# Topologies of flag manifolds

I'm currently reading an article discussing flag manifolds and the action of $\mathrm{PSL}(n,\mathbb{C})$ on them. A flag (in my view at least) is a nested sequence $(y^1,\ldots,y^{n-1})$ of subspaces of $\mathbb{C}^n$ with $\dim(y^i)=i$ for all $i=1,\ldots,n-1$, and it is clear that $\mathrm{PSL}(n,\mathbb{C})$ acts transitively on these.

However, when the article discusses continuity of the action, I'm not sure what to make of it. By the orbit-stabilizer theorem, I know the space of flags (denoted by $Y$) is in one-to-one correspondence with $\mathrm{GL}(n,\mathbb{C})/\mathrm{UT}(n)$ where $\mathrm{UT}(n)$ is the group of complex upper triangular matrices. The article then claims that the action of $\mathrm{PSL}(n,\mathbb{C})$ on $Y$ is continuous with respect to both the "transcendental topology" and the Zariski topology. The transcendental topology is probably the quotient topology, induced by the above identification, but even in doing so I am not sure at all how to prove that the action is indeed continuous with respect to these topologies.

Does anybody have a hint?

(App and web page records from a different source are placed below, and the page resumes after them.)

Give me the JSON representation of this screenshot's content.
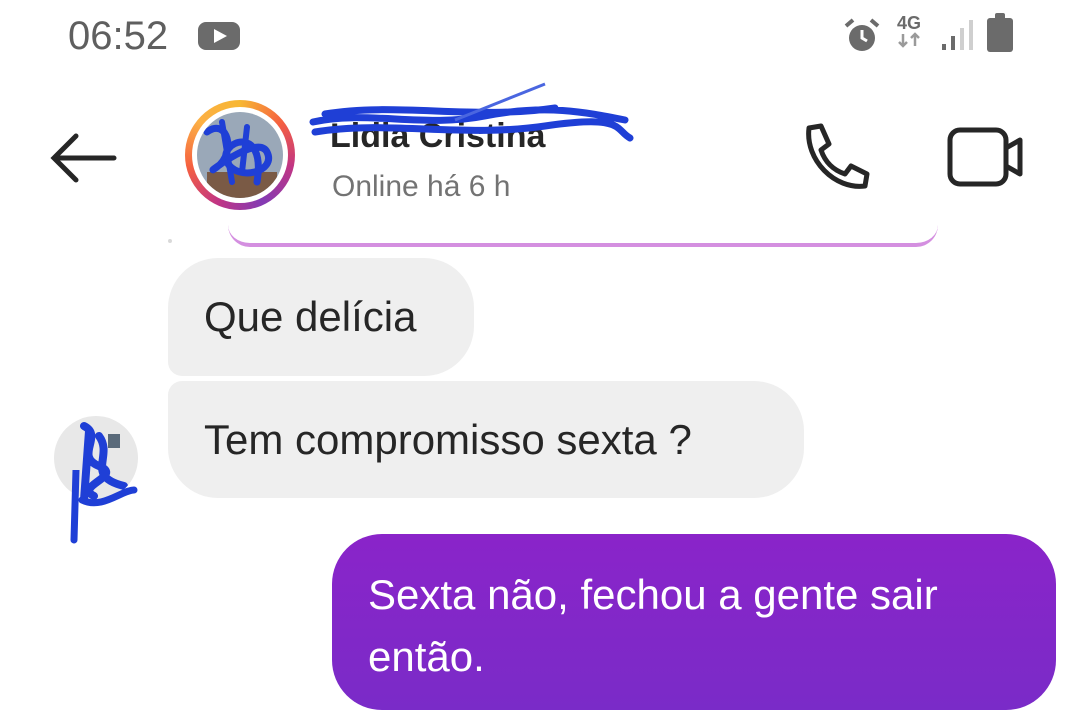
{
  "status_bar": {
    "time": "06:52",
    "network": "4G",
    "icons": [
      "youtube-icon",
      "alarm-icon",
      "data-arrows-icon",
      "signal-icon",
      "battery-icon"
    ]
  },
  "header": {
    "back_icon": "arrow-left-icon",
    "contact_name": "Lidia Cristina",
    "presence": "Online há 6 h",
    "call_icon": "phone-icon",
    "video_icon": "video-camera-icon"
  },
  "messages": [
    {
      "direction": "incoming",
      "text": "Que delícia"
    },
    {
      "direction": "incoming",
      "text": "Tem compromisso sexta ?"
    },
    {
      "direction": "outgoing",
      "text": "Sexta não, fechou a gente sair então."
    }
  ],
  "colors": {
    "incoming_bubble": "#efefef",
    "outgoing_bubble": "#8a24c9",
    "redaction": "#1f3fd6"
  }
}
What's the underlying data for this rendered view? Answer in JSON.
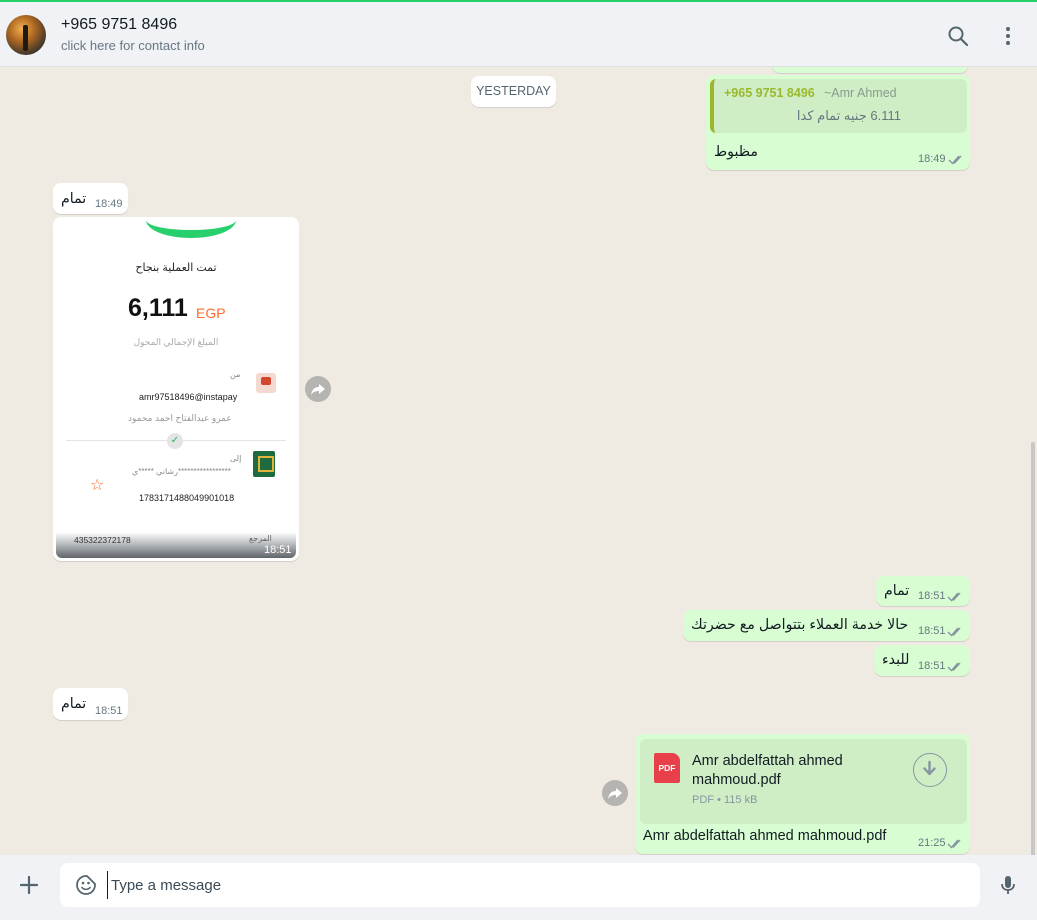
{
  "header": {
    "contact_name": "+965 9751 8496",
    "contact_subtitle": "click here for contact info",
    "search_icon": "search-icon",
    "menu_icon": "kebab-menu-icon"
  },
  "chat": {
    "day_separator": "YESTERDAY",
    "reply_message": {
      "quoted_phone": "+965 9751 8496",
      "quoted_author": "~Amr Ahmed",
      "quoted_text": "6.111 جنيه تمام كدا",
      "text": "مظبوط",
      "time": "18:49",
      "status": "read"
    },
    "incoming_1": {
      "text": "تمام",
      "time": "18:49"
    },
    "receipt_image": {
      "status_text": "تمت العملية بنجاح",
      "amount": "6,111",
      "currency": "EGP",
      "total_label": "المبلغ الإجمالي المحول",
      "from_label": "من",
      "from_address": "amr97518496@instapay",
      "from_name": "عمرو عبدالفتاح احمد محمود",
      "to_label": "إلى",
      "to_masked": "رشاني *****ي*****************",
      "account_number": "1783171488049901018",
      "reference_label": "المرجع",
      "reference_number": "435322372178",
      "time": "18:51"
    },
    "outgoing_1": {
      "text": "تمام",
      "time": "18:51",
      "status": "read"
    },
    "outgoing_2": {
      "text": "حالا خدمة العملاء بتتواصل مع حضرتك",
      "time": "18:51",
      "status": "read"
    },
    "outgoing_3": {
      "text": "للبدء",
      "time": "18:51",
      "status": "read"
    },
    "incoming_2": {
      "text": "تمام",
      "time": "18:51"
    },
    "file_message": {
      "file_icon_label": "PDF",
      "file_name": "Amr abdelfattah ahmed mahmoud.pdf",
      "file_type": "PDF",
      "file_size": "115 kB",
      "caption": "Amr abdelfattah ahmed mahmoud.pdf",
      "time": "21:25",
      "status": "read"
    }
  },
  "composer": {
    "placeholder": "Type a message",
    "attach_icon": "plus-icon",
    "emoji_icon": "emoji-icon",
    "mic_icon": "microphone-icon"
  },
  "colors": {
    "incoming_bubble": "#ffffff",
    "outgoing_bubble": "#d9fdd3",
    "accent": "#25d366",
    "chat_background": "#efeae2",
    "read_ticks": "#8696a0"
  }
}
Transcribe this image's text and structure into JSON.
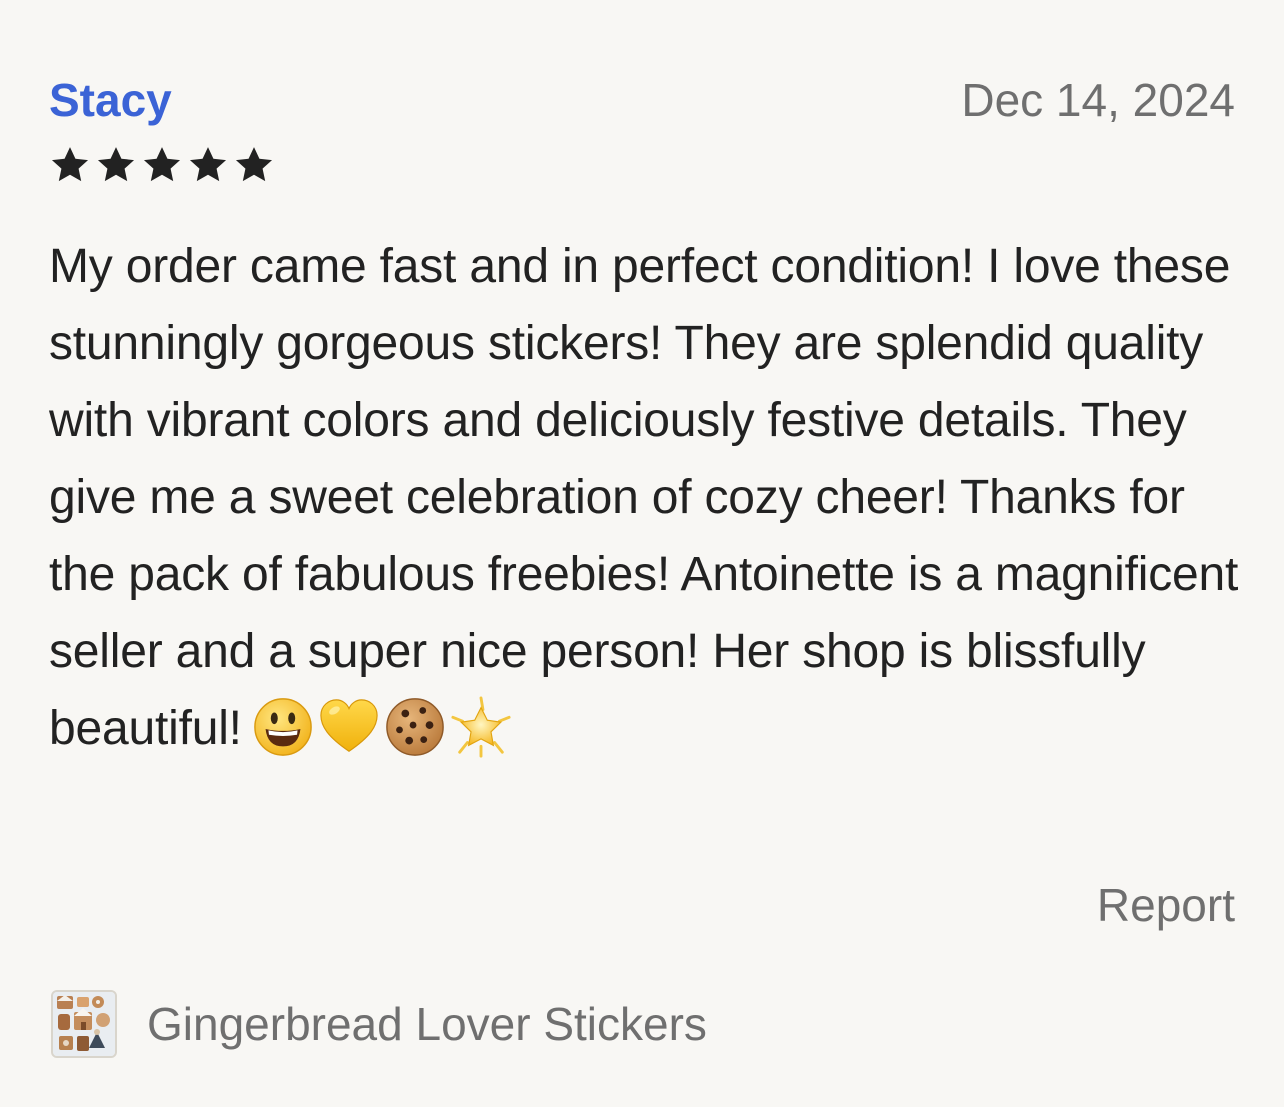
{
  "review": {
    "reviewer_name": "Stacy",
    "date": "Dec 14, 2024",
    "rating": 5,
    "rating_max": 5,
    "star_icon": "star-icon",
    "star_color": "#222222",
    "text": "My order came fast and in perfect condition! I love these stunningly gorgeous stickers! They are splendid quality with vibrant colors and deliciously festive details. They give me a sweet celebration of cozy cheer! Thanks for the pack of fabulous freebies! Antoinette is a magnificent seller and a super nice person! Her shop is blissfully beautiful!",
    "emojis": [
      "smiley-face-emoji",
      "yellow-heart-emoji",
      "cookie-emoji",
      "glowing-star-emoji"
    ],
    "report_label": "Report"
  },
  "listing": {
    "title": "Gingerbread Lover Stickers",
    "thumbnail": "sticker-sheet-thumbnail"
  },
  "colors": {
    "background": "#f8f7f4",
    "reviewer_name": "#3b63d6",
    "secondary_text": "#6f6f6f",
    "body_text": "#222222"
  }
}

• You could also say that $Y$ is $PSL(n,\mathbb{C})/PUT(n)$ the "projective upper triangular group," since scalar matrices are upper triangular, yes? Then this is just a Lie group acting on one of its homogeneous spaces, which is certainly continuous. For the Zariski topology I think you just say $PUT$ is an algebraic subgroup of $PSL$ for which the quotient is smooth, though there are probably details here I'm missing. – Kevin Carlson May 14 '14 at 21:47
• Wow, totally missed that. I guess the Zariski topology on $Y$ is just the quotient topology induced by the Zariski topology on $PSL(n,\mathbb{C})$ (which itself is a quotient topology). – Bryder May 14 '14 at 21:56
• Ah yes, just for the topology that's OK. I was worries about the variety structure, which doesn't come into this claim. – Kevin Carlson May 14 '14 at 22:05
• Ah, well, there is one concern. Two flags $x$ and $y$ are said to be transversal if $x^j\cap y^{n-j}=\{0\}$ for all $j$. For a fixed $s\in PSL(n,\mathbb{C})\setminus\{1\}$ the author then says that $\{y\in Y\,|\,sy \text{ is transversal to }y\}$ is Zariski-open in $Y$. I'm not sure if that's obvious. – Bryder May 14 '14 at 22:13
• Well, the complement of that set is Zariski-closed: it's the union of finitely many $\{y|sy^j\cap y^{n-j}\neq \{0\}\}$. And the condition that a $j$-dimensional and an $n-j$-dimension subspace intersect nontrivially is one of the vanishing of a determinant, which is polynomial in $y^j$. – Kevin Carlson May 14 '14 at 22:31